The abuse of opiates such as morphine, codeine, and heroin and their use as pain relievers is becoming a global concern that needs to be addressed. Opiate abuse affects the health, economic, and social welfare of many people around the world. An estimation of about 30 million people worldwide abuse drugs and the United States is among the leading countries with approximately 3 million opiate addicts.
The consequences of drug abuse have been on the rise. It is not surprising that unintentional overdoses resulting in death is also increasing steadily in the United States. Doctors prescribe these drugs as pain relievers but if you take too much and or use them not as prescribed, you may end becoming addicted, and potentially overdosing.
Statistics from the World Health Organization (WHO) shows that prescription opiates have created about two million addicts in the United States.

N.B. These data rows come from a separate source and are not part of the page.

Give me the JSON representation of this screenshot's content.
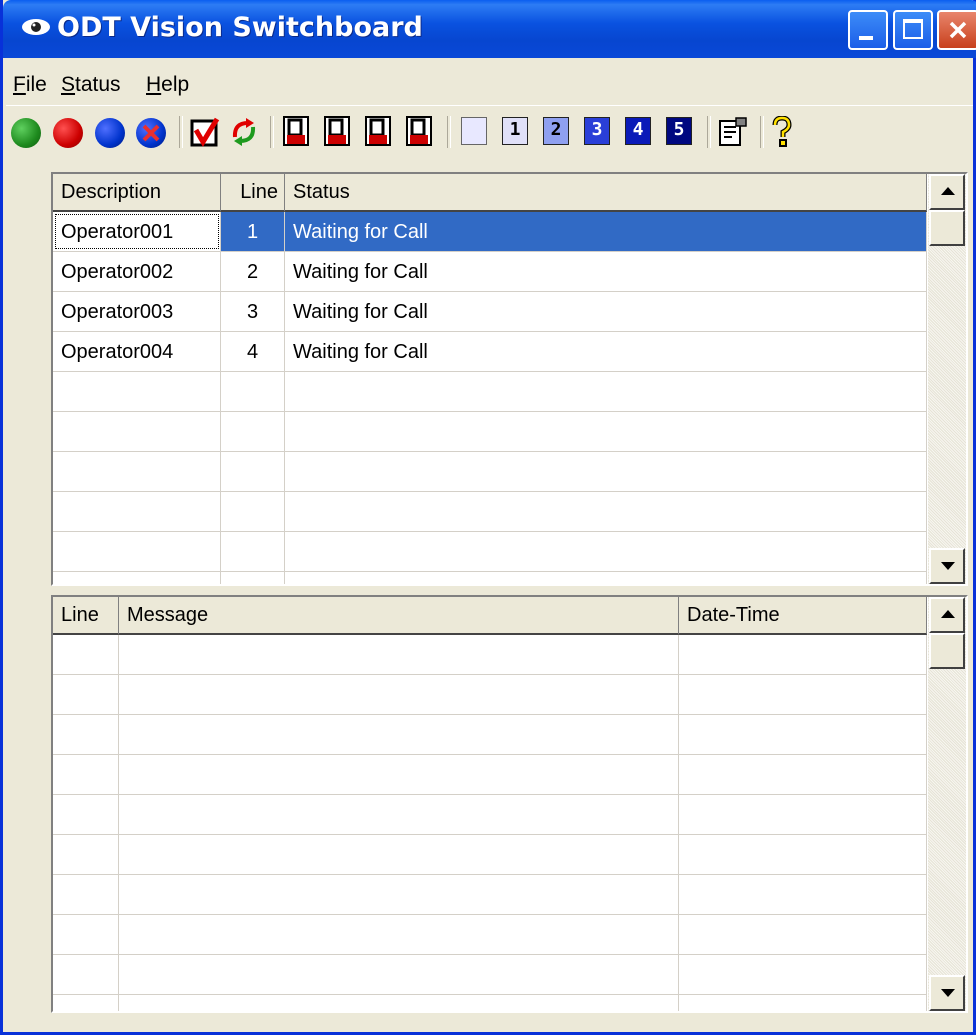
{
  "window": {
    "title": "ODT Vision Switchboard"
  },
  "menu": {
    "file": "File",
    "status": "Status",
    "help": "Help"
  },
  "toolbar": {
    "buttons": [
      {
        "icon": "green-circle-icon",
        "color": "#1e8a1e"
      },
      {
        "icon": "red-circle-icon",
        "color": "#cc0000"
      },
      {
        "icon": "blue-circle-icon",
        "color": "#0033cc"
      },
      {
        "icon": "blue-circle-x-icon",
        "color": "#0033cc"
      },
      {
        "icon": "checkbox-red-check-icon"
      },
      {
        "icon": "refresh-arrows-icon"
      },
      {
        "icon": "off-page-icon-1"
      },
      {
        "icon": "off-page-icon-2"
      },
      {
        "icon": "off-page-icon-3"
      },
      {
        "icon": "off-page-icon-4"
      }
    ],
    "line_buttons": [
      "",
      "1",
      "2",
      "3",
      "4",
      "5"
    ],
    "properties_icon": "properties-icon",
    "help_icon": "help-question-icon"
  },
  "operators_table": {
    "headers": {
      "description": "Description",
      "line": "Line",
      "status": "Status"
    },
    "rows": [
      {
        "description": "Operator001",
        "line": "1",
        "status": "Waiting for Call",
        "selected": true
      },
      {
        "description": "Operator002",
        "line": "2",
        "status": "Waiting for Call"
      },
      {
        "description": "Operator003",
        "line": "3",
        "status": "Waiting for Call"
      },
      {
        "description": "Operator004",
        "line": "4",
        "status": "Waiting for Call"
      }
    ]
  },
  "messages_table": {
    "headers": {
      "line": "Line",
      "message": "Message",
      "datetime": "Date-Time"
    },
    "rows": []
  },
  "colors": {
    "selection": "#316ac5",
    "titlebar": "#0a52e0",
    "face": "#ece9d8"
  }
}
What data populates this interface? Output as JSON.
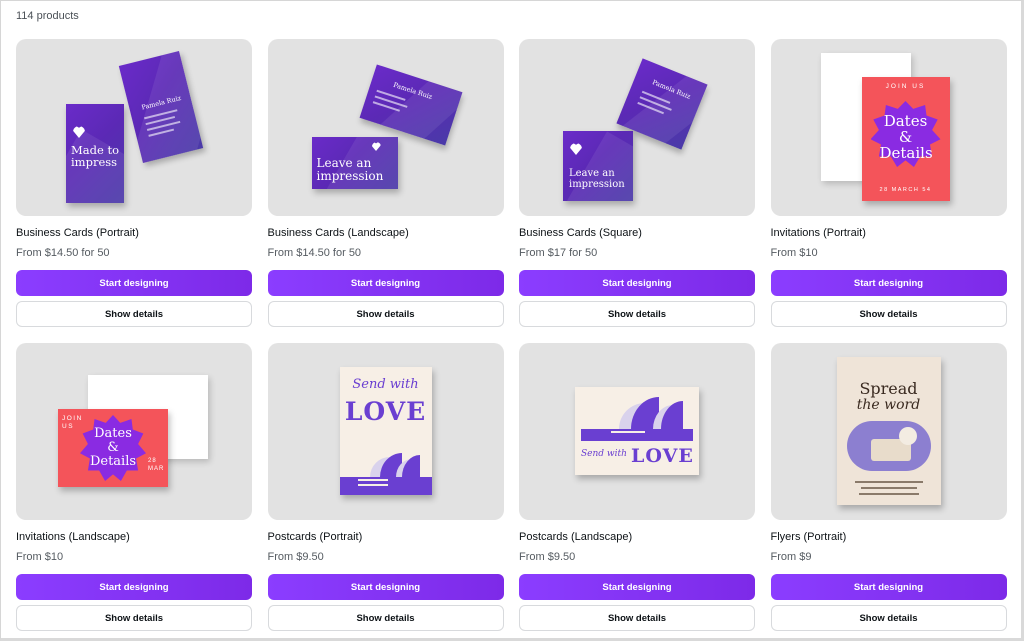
{
  "header": {
    "count_label": "114 products"
  },
  "colors": {
    "accent": "#8b3dff",
    "card_bg": "#e2e2e2"
  },
  "common": {
    "start_label": "Start designing",
    "details_label": "Show details"
  },
  "products": [
    {
      "name": "Business Cards (Portrait)",
      "price": "From $14.50 for 50",
      "art": {
        "front_text": "Made to impress",
        "back_name": "Pamela Ruiz",
        "icon": "heart-icon"
      }
    },
    {
      "name": "Business Cards (Landscape)",
      "price": "From $14.50 for 50",
      "art": {
        "front_text": "Leave an impression",
        "back_name": "Pamela Ruiz",
        "icon": "heart-icon"
      }
    },
    {
      "name": "Business Cards (Square)",
      "price": "From $17 for 50",
      "art": {
        "front_text": "Leave an impression",
        "back_name": "Pamela Ruiz",
        "icon": "heart-icon"
      }
    },
    {
      "name": "Invitations (Portrait)",
      "price": "From $10",
      "art": {
        "top": "JOIN US",
        "headline": "Dates & Details",
        "date": "28 MARCH 54"
      }
    },
    {
      "name": "Invitations (Landscape)",
      "price": "From $10",
      "art": {
        "top": "JOIN US",
        "headline": "Dates & Details",
        "date": "28 MAR"
      }
    },
    {
      "name": "Postcards (Portrait)",
      "price": "From $9.50",
      "art": {
        "script": "Send with",
        "headline": "LOVE"
      }
    },
    {
      "name": "Postcards (Landscape)",
      "price": "From $9.50",
      "art": {
        "script": "Send with",
        "headline": "LOVE"
      }
    },
    {
      "name": "Flyers (Portrait)",
      "price": "From $9",
      "art": {
        "line1": "Spread",
        "line2": "the word"
      }
    }
  ]
}
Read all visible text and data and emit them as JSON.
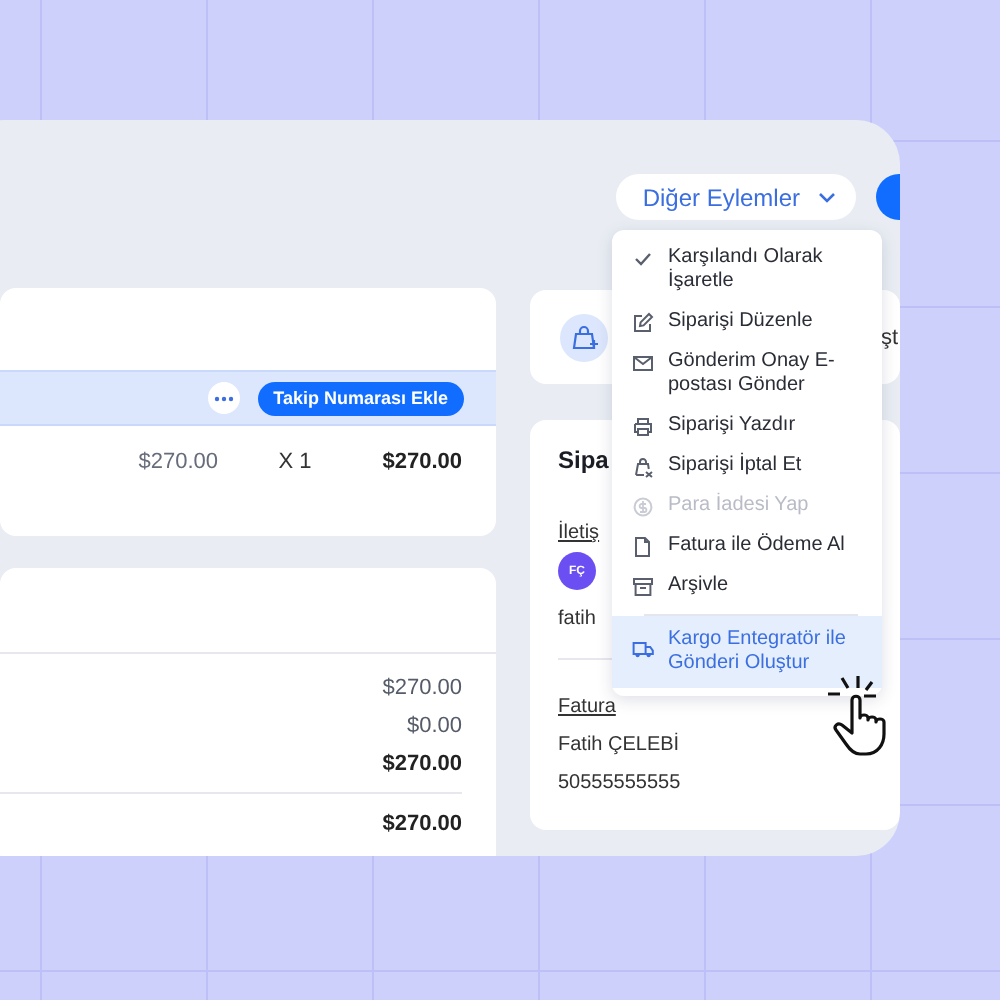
{
  "panel": {
    "actions_button": {
      "label": "Diğer Eylemler"
    },
    "items_card": {
      "tracking_button": "Takip Numarası Ekle",
      "line": {
        "price": "$270.00",
        "quantity": "X 1",
        "total": "$270.00"
      }
    },
    "summary_card": {
      "rows": [
        {
          "kind": "plain",
          "value": "$270.00"
        },
        {
          "kind": "plain",
          "value": "$0.00"
        },
        {
          "kind": "total",
          "value": "$270.00"
        },
        {
          "kind": "total",
          "value": "$270.00"
        }
      ]
    },
    "fulfill_card": {
      "text": "şt"
    },
    "customer_card": {
      "title": "Sipa",
      "contact_label": "İletiş",
      "avatar": {
        "initials": "FÇ",
        "color": "#6b4ff2"
      },
      "email": "fatih",
      "billing_label": "Fatura",
      "name": "Fatih ÇELEBİ",
      "phone": "50555555555"
    }
  },
  "menu": [
    {
      "label": "Karşılandı Olarak İşaretle",
      "disabled": false,
      "selected": false,
      "divider_before": false
    },
    {
      "label": "Siparişi Düzenle",
      "disabled": false,
      "selected": false,
      "divider_before": false
    },
    {
      "label": "Gönderim Onay E-postası Gönder",
      "disabled": false,
      "selected": false,
      "divider_before": false
    },
    {
      "label": "Siparişi Yazdır",
      "disabled": false,
      "selected": false,
      "divider_before": false
    },
    {
      "label": "Siparişi İptal Et",
      "disabled": false,
      "selected": false,
      "divider_before": false
    },
    {
      "label": "Para İadesi Yap",
      "disabled": true,
      "selected": false,
      "divider_before": false
    },
    {
      "label": "Fatura ile Ödeme Al",
      "disabled": false,
      "selected": false,
      "divider_before": false
    },
    {
      "label": "Arşivle",
      "disabled": false,
      "selected": false,
      "divider_before": false
    },
    {
      "label": "Kargo Entegratör ile Gönderi Oluştur",
      "disabled": false,
      "selected": true,
      "divider_before": true
    }
  ]
}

You should only use opiates as a pain reliever as prescribed by a doctor. The United States Center for Disease Control (CDC) explains that between 2001 and 2009, there was a tremendous increase in the number of opiate addicts by 70%. The increase is attributed to the rise in the number of prescriptions written for opiates during the same period.
Research conducted by the CDC also shows that heroin is the most commonly used illegal opiate in the United States. The primary prescription opiates abused are methadone, OxyContin, Percocet, Hydrocodone, Vicodin, Oxycodone, Codeine, and Fentanyl. If you do not take these medications exactly as prescribed by the doctor, there Is a very good chance you may become addicted, and this can deteriorate your health.
The research also points out that opiate dependency also affects a significant number of medical practitioners. About 29% of people in the United States above the age 12 have used these prescription drugs without a doctors recommendation.
The Centers for Disease Control and Prevention explains that 36 states in the United States now have Prescription Drug Monitoring Programs with the objective of mitigating their abuse. The program has the responsibility of tracking the dispensing and prescribing of prescription medications and so far the Prescription Drug Monitoring Programs have been successful. Hopefully the remaining states will follow, in an attempt to cut back on the opiate epidemic.